Today is the three-year anniversary of TARP, the $700 billion bank bailout passed at the height of the financial crisis in 2008. Even though no one actually liked TARP, including the Congress who voted for it, it is credited with saving our nation from financial collapse. However, three years after the banks received their bailout, the American people never got theirs. Every day, it becomes clearer that we have not learned from the mistakes of Wall Street and the Big Banks that led to the crisis, especially as Financial Reform legislation continues to be gutted piece by piece.
Instead of calling for greater transparency and accountability on behalf of the financial institutions, we hear the Tea Party drumbeat of de-regulation and the sounds of teachers and unions being blamed for the financial crisis.
Instead of looking for scapegoats, we should remember our history and the reasons why we set up a government to help restrain the greed of the businesses who control our economy. It was not too long ago that children as young as five were sent out to either work, or just sent away because their parents could not afford to keep them. Many were sent to orphanages or just out into the streets to fend for themselves. It was this abuse of children that led to the passage of laws that mandated age limits for work and compulsory school attendance laws.
Are these like the kind of regulations that Tea Partiers want to eliminate? Are “job creators” missing out on part of the work force that could help their bottom line? These rules and regulations were not superfluous. Neither were the regulations and worker protections that came out of Triangle Shirtwaist fire. They were hard fought victories and were responses to horrendous conditions.

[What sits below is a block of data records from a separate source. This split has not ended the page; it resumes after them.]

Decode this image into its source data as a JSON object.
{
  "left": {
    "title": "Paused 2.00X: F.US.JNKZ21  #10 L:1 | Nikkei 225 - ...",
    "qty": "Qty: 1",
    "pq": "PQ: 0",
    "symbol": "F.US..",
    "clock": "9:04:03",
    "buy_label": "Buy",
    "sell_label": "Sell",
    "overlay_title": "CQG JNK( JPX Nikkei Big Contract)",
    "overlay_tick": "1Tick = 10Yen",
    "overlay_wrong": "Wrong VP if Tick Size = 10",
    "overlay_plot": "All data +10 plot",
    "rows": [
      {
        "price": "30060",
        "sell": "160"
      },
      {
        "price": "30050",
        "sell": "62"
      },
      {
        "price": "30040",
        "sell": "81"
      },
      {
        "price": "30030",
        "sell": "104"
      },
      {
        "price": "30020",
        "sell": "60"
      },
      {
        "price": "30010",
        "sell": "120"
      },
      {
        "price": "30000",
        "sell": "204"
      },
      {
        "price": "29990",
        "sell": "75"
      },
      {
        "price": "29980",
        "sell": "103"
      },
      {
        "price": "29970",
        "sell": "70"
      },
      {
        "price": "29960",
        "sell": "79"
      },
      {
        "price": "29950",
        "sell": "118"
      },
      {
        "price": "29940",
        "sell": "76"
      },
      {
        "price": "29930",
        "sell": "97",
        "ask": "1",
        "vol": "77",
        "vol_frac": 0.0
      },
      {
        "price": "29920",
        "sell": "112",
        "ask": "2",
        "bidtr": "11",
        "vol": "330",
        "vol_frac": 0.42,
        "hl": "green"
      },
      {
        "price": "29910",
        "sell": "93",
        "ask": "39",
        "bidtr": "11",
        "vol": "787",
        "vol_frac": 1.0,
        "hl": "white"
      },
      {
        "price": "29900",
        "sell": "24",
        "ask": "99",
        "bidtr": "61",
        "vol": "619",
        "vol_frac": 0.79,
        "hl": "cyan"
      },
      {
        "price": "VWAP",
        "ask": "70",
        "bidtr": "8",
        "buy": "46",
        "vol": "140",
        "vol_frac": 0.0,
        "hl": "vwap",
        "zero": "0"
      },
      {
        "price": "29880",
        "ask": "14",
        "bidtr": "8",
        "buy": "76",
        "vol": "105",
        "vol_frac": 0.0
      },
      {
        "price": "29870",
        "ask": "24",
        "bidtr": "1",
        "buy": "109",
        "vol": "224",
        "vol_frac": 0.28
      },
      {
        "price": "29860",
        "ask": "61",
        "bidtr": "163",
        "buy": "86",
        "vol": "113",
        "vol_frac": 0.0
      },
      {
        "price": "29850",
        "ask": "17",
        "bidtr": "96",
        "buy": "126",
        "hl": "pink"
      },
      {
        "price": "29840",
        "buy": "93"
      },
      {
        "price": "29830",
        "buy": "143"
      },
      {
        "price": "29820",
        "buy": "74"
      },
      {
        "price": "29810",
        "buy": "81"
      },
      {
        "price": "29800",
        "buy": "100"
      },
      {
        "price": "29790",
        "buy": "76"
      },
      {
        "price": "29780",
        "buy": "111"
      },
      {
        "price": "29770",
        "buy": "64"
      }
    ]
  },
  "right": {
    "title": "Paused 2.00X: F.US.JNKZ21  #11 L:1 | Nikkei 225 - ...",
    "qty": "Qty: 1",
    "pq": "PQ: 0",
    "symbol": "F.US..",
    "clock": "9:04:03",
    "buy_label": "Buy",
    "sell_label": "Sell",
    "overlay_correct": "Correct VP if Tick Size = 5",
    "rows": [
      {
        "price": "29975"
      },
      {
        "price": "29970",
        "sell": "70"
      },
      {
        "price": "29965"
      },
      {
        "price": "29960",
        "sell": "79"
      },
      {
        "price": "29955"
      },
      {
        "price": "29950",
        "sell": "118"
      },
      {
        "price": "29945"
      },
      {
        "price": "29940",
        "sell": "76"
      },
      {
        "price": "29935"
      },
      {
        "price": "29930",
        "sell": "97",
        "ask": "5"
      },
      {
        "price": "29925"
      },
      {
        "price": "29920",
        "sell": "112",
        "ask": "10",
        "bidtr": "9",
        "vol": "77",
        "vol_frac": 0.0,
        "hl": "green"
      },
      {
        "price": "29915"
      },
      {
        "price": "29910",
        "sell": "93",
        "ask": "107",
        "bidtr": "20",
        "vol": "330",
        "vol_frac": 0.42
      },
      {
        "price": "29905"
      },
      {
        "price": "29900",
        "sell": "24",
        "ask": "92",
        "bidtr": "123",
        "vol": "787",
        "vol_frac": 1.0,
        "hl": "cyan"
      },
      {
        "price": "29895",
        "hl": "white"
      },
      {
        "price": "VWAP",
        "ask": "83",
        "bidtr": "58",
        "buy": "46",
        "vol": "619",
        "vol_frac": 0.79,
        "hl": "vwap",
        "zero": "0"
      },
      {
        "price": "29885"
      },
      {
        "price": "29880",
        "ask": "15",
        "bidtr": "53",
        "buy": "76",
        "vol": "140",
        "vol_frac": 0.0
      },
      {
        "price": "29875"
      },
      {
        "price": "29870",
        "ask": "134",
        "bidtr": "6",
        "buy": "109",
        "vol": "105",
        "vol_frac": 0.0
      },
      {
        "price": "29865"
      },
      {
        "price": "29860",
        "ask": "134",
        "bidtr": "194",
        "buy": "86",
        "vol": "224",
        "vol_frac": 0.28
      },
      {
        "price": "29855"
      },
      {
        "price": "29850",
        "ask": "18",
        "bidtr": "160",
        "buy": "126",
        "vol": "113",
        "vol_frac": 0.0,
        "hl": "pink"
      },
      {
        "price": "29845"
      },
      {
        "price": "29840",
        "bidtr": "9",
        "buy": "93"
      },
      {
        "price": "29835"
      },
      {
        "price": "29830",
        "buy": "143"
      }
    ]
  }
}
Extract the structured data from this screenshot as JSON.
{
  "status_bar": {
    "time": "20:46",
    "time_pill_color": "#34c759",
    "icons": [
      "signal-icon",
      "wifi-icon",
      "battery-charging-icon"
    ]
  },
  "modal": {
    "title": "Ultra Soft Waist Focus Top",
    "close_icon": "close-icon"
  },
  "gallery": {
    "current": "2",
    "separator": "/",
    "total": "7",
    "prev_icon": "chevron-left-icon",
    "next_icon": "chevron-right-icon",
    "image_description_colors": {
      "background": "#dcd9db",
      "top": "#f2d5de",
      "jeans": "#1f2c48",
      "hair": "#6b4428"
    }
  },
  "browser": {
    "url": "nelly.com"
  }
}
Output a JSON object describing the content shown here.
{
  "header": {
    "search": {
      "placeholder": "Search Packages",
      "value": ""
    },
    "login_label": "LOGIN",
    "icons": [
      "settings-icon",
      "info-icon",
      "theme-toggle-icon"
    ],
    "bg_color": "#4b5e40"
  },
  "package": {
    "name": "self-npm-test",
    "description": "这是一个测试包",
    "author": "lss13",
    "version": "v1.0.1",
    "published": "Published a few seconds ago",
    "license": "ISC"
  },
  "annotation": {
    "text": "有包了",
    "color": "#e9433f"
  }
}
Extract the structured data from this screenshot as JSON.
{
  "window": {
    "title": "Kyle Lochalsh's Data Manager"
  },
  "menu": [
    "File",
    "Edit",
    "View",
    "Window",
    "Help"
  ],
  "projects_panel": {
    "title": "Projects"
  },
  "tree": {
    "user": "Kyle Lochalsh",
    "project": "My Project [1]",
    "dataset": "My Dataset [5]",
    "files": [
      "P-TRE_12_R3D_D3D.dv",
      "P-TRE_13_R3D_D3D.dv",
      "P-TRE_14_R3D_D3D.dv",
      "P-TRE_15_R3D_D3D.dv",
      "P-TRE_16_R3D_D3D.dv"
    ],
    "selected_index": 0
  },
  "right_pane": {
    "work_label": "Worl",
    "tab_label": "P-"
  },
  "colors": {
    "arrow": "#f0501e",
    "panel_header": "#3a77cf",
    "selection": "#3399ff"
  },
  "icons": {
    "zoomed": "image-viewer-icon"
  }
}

Remember, Ida Tarbell, Upton Sinclair, Ray Standard Baker, Lincoln Steffins, and others who called our attention to serious problems in our society and nation that needed Federal Governmental intervention. Labor leaders like Samuel Gompers, Eugene Debs, John L. Lewis, who defended the rights of workers to safe jobs and living wages. We seem to forget, that in the 19th century when the United States entered it’s Industrial Revolution the coal industry, steel industry and railroads were developed on the back of millions of workers.
Also remember that the railroads were built by imported Chinese laborers, many who were deported after we were finished with them.
I find it ironic that individuals today, want to forget what their forefathers did to make this country great. Remember the many thousands who died between 1861 and 1865 to make this one nation and to end the scourge of slavery. We also forget just how important the social safety in cushioning the blows of our boom and bust economy. And most jarringly, we forget just how greedy some companies have acted in the past. The fact that many companies can make their product cheaper in a third world country means a tremendous loss of Americans jobs. And as long as the government gives them tax credits to send our jobs overseas—the practice will continue.
Everyone seems to forget that this country is not the creation of wealth. This country allows for the creation of wealth through the various regulations and laws that protect property and life, and those are not the sole ownership of anyone. L’est we forget that empowering a democratic government to regulate business within reason, is the only way for wealth to not steamroll the other 98 percent of us.
Ken Ehrenthal is a member of the South Hampton Roads chapter of Virginia Organizing. He is a retired high school history teacher and spends his time advocating for workers’ rights and a variety of social issues.